Reduce your medical deductible and prepare for the unexpected

August 17, 2020

“Call to Health has a number of good incentives, starting with the goal of lowering one’s deductible. But then you want to go further and reach those next two levels. And the way to each of the levels takes one on a journey that is really good.”

– Robert Birch, Call to Health participant

When you participate in Call to Health* you can reduce your medical deductible for the following year. But what exactly is a deductible and why is it important to take steps to reduce yours?

The deductible is a specified dollar amount you pay each year for certain covered services before the Medical Plan begins to pay benefits. Your deductible amount varies depending on which medical plan option you’re enrolled in and whether you enroll any family members. The deductible for PPO participants, for example, is based on effective salary, while those enrolled in the EPO or HDHP pay a set amount.

Preparing for the unexpected

If offered by your employer, tax-advantaged accounts, such as a healthcare flexible spending account (FSA) or a health savings account (HSA), can be used to help offset your deductible and other eligible healthcare expenses you pay out of pocket.

If you use few medical services other than preventive care, you may not give much thought to your deductible. Even if you see your doctor regularly throughout the year, if you’re enrolled in the PPO or EPO, you pay a flat dollar copay with no deductible for office visits, so your expenses may never reach the deductible in a given year.

But what if you or a covered family member had an unexpected illness requiring hospitalization or were injured and rushed to the emergency room? Regardless of which medical option you’re enrolled in, you must first pay the annual deductible before the plan pays benefits for inpatient hospital admissions, outpatient hospital services, and emergency room care, as well as many other types of covered expenses.

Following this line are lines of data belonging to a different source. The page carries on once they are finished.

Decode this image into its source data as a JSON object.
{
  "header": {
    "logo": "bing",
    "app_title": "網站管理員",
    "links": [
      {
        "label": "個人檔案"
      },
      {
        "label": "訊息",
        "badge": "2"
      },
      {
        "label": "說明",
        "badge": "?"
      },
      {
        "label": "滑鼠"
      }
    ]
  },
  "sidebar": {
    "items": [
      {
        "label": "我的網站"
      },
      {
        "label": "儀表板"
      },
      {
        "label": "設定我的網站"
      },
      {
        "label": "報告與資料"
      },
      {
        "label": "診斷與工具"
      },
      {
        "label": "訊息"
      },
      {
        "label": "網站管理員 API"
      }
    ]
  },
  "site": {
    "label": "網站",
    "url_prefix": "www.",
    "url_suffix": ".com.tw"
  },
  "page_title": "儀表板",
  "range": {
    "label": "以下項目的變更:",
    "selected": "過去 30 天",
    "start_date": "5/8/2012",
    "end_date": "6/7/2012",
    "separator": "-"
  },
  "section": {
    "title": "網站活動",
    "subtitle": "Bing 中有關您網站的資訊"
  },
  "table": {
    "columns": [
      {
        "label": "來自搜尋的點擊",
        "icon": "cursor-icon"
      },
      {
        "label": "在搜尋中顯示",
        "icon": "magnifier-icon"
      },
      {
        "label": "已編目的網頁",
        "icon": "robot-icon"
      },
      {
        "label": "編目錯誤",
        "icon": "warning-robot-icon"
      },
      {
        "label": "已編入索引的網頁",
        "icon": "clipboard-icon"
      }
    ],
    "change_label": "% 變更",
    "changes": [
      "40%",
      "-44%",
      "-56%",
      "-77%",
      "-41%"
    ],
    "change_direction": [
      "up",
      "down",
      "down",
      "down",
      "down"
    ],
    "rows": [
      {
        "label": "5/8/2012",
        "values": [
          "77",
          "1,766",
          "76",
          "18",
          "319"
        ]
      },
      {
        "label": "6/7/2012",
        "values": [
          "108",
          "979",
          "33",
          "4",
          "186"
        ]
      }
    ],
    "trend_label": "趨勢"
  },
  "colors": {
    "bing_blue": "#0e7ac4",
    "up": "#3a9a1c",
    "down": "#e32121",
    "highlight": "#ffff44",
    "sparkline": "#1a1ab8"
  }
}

Those costs can add up quickly. According to a Health Care Cost Institute report, the average cost for an emergency room visit in 2017 was $1,389. That doesn’t include follow-up care or related services from doctors who bill for their services separately from the hospital. Before the plan would pay benefits, you would need to pay for these expenses out of your pocket until your covered out-of-pocket costs reached the deductible amount.

Save on 2021 medical deductibles

Learn what some common Medical Plan terms mean while you earn Call to Health points. Log on to the Call to Health website and complete the Understanding Medical Plan Terms video challenge to earn 20 points.

When you complete Call to Health* Level 1 by November 13, 2020, your individual and/or family medical deductibles will be reduced by as much as one-third for 2021. The potential savings are significant: $220 or more if you’re in the PPO, at least $500 if you’re in the EPO, and at least $750 if you’re in the HDHP. That means more money in your pocket if you or your covered spouse or child is sick or injured.

Don’t miss this opportunity to save on your deductible next year and lower your potential out-of-pocket costs for care. Get started today.

*Call to Health is available to employees and their spouses with medical coverage through the Board of Pensions; it is not available to members enrolled in Triple-S, GeoBlue, or the Medicare Supplement Plan.